-- The problem --
Within the data below, copy each line where the string "name" is found.

-- Data records --
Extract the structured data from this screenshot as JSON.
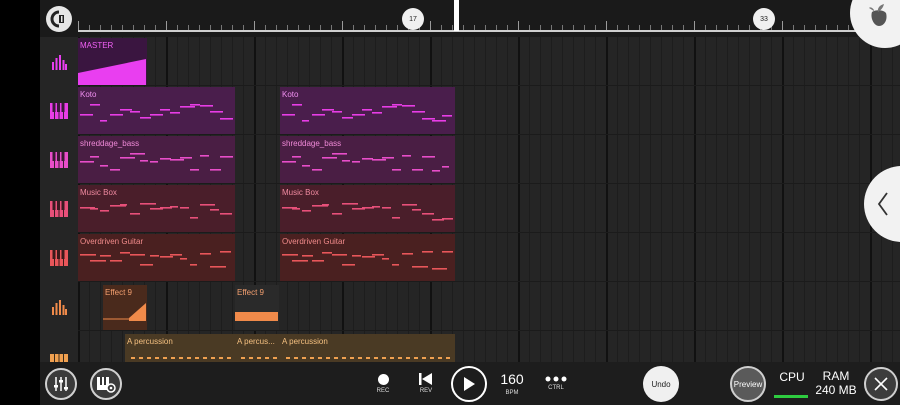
{
  "timeline": {
    "markers": [
      "17",
      "33"
    ]
  },
  "tracks": [
    {
      "name": "MASTER",
      "color": "#e93ef0"
    },
    {
      "name": "Koto",
      "color": "#e83de6"
    },
    {
      "name": "shreddage_bass",
      "color": "#e84ec9"
    },
    {
      "name": "Music Box",
      "color": "#e8507a"
    },
    {
      "name": "Overdriven Guitar",
      "color": "#e8565a"
    },
    {
      "name": "Effect 9",
      "color": "#f08a4a"
    },
    {
      "name": "A percussion",
      "color": "#f0a050"
    }
  ],
  "clips": {
    "master": "MASTER",
    "koto_1": "Koto",
    "koto_2": "Koto",
    "bass_1": "shreddage_bass",
    "bass_2": "shreddage_bass",
    "musicbox_1": "Music Box",
    "musicbox_2": "Music Box",
    "guitar_1": "Overdriven Guitar",
    "guitar_2": "Overdriven Guitar",
    "effect_1": "Effect 9",
    "effect_2": "Effect 9",
    "perc_1": "A percussion",
    "perc_2": "A percus...",
    "perc_3": "A percussion"
  },
  "transport": {
    "rec_label": "REC",
    "rev_label": "REV",
    "bpm_value": "160",
    "bpm_label": "BPM",
    "ctrl_label": "CTRL"
  },
  "actions": {
    "undo_label": "Undo",
    "preview_label": "Preview"
  },
  "status": {
    "cpu_label": "CPU",
    "ram_label": "RAM",
    "ram_value": "240 MB",
    "cpu_color": "#2ecc40"
  }
}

-- Result of the task --
      "name": "MASTER",
      "name": "Koto",
      "name": "shreddage_bass",
      "name": "Music Box",
      "name": "Overdriven Guitar",
      "name": "Effect 9",
      "name": "A percussion",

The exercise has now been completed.